| PROBLEM DETAILS |
If a line of the data below holds the string "true", copy it.

| EXTRACTED MATERIAL |
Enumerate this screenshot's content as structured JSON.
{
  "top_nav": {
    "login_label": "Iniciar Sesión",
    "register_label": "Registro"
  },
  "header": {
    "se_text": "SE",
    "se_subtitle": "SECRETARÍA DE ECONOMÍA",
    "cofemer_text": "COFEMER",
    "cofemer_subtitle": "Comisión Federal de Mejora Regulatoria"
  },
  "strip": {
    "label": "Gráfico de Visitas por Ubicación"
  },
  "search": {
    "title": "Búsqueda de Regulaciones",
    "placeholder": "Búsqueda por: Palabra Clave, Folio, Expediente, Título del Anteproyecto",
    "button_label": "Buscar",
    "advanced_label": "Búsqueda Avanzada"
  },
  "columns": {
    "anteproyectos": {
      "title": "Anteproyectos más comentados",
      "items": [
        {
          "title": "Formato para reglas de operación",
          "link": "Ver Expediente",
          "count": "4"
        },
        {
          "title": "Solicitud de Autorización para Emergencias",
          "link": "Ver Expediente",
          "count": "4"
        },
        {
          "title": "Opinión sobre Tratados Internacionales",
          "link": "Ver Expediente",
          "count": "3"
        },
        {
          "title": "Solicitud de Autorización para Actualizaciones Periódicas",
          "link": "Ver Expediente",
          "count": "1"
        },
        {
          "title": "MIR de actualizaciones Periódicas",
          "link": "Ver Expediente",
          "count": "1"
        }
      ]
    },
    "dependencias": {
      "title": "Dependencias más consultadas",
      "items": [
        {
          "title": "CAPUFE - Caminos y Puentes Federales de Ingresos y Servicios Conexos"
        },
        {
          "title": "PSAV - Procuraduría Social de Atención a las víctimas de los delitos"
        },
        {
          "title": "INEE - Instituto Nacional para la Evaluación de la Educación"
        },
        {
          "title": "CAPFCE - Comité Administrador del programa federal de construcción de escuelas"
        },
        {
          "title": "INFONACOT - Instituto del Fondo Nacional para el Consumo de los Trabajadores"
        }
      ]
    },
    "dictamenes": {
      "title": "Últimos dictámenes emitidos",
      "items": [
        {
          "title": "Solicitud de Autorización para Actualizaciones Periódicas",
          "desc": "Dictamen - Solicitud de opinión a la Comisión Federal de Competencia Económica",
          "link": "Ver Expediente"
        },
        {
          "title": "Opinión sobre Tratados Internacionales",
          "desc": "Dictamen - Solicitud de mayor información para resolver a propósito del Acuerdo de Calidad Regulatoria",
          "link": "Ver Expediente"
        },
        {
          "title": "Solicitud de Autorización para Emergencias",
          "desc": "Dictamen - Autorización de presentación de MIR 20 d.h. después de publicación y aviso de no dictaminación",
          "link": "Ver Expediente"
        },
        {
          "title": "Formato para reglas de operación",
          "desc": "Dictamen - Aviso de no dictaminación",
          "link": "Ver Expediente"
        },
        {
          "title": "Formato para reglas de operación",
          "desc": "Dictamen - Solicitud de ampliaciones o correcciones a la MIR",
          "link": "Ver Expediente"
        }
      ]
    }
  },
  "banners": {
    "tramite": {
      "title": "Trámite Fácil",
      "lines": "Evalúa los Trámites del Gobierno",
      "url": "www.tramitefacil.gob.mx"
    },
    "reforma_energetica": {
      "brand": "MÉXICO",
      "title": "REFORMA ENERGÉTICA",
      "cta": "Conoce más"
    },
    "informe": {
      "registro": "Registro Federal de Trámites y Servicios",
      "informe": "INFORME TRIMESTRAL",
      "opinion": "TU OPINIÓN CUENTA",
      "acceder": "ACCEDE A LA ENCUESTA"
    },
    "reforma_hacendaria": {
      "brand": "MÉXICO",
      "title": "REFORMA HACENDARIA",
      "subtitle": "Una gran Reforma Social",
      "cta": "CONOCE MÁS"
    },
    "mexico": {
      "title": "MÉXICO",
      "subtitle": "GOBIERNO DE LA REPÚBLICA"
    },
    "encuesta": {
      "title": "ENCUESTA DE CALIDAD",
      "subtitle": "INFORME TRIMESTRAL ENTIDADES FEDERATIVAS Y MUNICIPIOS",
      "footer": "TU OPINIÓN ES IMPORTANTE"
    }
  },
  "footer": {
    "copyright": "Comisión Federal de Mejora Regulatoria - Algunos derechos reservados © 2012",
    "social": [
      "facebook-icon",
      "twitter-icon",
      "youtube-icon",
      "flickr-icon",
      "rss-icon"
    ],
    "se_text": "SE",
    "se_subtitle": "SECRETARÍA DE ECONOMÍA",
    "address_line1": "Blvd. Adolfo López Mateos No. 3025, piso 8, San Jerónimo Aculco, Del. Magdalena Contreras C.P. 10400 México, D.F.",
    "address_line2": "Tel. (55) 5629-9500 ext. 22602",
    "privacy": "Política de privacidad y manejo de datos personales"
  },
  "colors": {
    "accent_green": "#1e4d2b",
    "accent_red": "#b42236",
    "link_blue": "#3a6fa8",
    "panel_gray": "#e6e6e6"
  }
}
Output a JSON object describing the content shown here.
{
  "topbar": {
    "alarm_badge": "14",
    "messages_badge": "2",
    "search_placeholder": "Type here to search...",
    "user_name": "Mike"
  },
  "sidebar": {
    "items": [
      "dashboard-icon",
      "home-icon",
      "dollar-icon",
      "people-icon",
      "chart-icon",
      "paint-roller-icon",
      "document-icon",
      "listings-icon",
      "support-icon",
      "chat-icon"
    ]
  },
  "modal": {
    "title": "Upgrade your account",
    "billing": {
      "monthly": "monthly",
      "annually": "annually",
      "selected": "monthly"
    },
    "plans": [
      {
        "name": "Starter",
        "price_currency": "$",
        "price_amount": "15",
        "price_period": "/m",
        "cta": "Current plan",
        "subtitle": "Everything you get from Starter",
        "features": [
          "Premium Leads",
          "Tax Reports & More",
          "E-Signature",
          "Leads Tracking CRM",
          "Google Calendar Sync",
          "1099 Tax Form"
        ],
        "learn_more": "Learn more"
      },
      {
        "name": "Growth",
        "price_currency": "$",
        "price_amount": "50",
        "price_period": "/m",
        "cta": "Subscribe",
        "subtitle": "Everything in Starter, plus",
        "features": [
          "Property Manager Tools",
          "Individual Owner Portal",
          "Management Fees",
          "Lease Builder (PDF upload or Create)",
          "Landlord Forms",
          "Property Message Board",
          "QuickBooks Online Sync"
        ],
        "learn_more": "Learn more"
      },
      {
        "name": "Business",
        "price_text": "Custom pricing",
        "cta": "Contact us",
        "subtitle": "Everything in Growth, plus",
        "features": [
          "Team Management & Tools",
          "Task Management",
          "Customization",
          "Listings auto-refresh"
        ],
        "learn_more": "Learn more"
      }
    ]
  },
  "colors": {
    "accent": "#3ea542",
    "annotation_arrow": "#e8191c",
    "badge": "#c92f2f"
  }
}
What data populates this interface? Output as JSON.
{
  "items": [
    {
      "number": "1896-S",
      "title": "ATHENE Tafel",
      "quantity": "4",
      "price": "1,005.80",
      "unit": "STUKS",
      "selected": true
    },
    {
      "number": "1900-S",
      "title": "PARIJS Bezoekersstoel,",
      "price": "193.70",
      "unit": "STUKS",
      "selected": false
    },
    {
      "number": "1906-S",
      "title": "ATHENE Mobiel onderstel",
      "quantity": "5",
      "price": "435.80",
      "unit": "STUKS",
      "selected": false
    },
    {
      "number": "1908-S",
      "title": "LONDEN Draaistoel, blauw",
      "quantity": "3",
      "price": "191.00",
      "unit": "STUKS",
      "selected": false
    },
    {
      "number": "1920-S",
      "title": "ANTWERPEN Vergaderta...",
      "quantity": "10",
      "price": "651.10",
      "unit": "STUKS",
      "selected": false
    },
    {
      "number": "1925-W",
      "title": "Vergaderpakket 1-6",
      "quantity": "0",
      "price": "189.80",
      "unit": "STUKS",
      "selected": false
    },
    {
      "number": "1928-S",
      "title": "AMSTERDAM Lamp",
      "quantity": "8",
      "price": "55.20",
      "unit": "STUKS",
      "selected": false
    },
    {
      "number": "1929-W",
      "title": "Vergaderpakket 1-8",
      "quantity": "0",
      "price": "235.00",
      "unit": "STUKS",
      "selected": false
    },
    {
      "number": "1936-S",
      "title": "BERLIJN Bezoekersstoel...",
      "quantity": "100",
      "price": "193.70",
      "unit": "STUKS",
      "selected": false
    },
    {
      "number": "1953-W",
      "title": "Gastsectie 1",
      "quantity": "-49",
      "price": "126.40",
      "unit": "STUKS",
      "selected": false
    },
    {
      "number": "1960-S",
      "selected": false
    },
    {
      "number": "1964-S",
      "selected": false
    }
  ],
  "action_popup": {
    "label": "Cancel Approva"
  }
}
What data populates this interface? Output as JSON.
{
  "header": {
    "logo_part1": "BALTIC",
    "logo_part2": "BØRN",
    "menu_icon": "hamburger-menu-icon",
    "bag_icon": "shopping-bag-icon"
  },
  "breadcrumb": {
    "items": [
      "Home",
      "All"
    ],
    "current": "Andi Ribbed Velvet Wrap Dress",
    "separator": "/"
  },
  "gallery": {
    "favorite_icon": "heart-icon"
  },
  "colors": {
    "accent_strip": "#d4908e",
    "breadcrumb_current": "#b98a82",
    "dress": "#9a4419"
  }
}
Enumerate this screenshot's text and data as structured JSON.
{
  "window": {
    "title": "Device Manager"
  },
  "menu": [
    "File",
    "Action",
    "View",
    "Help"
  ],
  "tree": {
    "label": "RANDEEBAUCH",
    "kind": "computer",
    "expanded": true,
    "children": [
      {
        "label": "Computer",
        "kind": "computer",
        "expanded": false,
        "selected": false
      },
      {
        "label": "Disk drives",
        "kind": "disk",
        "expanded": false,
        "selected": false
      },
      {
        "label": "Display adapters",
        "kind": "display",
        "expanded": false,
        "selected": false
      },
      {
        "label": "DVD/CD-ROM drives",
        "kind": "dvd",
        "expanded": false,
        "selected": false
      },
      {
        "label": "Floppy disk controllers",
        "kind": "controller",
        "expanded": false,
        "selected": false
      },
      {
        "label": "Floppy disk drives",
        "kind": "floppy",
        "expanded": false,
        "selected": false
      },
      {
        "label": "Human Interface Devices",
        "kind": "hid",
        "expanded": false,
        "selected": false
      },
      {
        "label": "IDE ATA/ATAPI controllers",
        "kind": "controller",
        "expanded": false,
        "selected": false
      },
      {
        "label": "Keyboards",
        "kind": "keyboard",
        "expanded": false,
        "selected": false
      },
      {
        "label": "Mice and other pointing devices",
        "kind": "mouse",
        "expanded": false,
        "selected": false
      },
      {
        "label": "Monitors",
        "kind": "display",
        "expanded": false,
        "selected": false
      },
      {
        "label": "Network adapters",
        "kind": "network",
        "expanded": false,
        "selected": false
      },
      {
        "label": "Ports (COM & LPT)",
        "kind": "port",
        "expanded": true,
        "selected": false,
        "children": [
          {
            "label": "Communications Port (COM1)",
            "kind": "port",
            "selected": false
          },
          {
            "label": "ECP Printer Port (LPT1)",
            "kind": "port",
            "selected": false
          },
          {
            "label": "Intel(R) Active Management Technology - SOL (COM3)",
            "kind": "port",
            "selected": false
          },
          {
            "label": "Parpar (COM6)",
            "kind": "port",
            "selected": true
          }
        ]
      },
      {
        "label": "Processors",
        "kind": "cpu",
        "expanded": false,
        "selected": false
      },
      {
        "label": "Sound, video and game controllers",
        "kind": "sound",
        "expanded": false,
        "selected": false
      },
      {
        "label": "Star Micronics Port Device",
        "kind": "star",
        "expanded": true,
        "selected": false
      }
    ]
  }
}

| WRITTEN ANSWER |
      "selected": true
    "expanded": true,
        "expanded": true,
            "selected": true
        "expanded": true,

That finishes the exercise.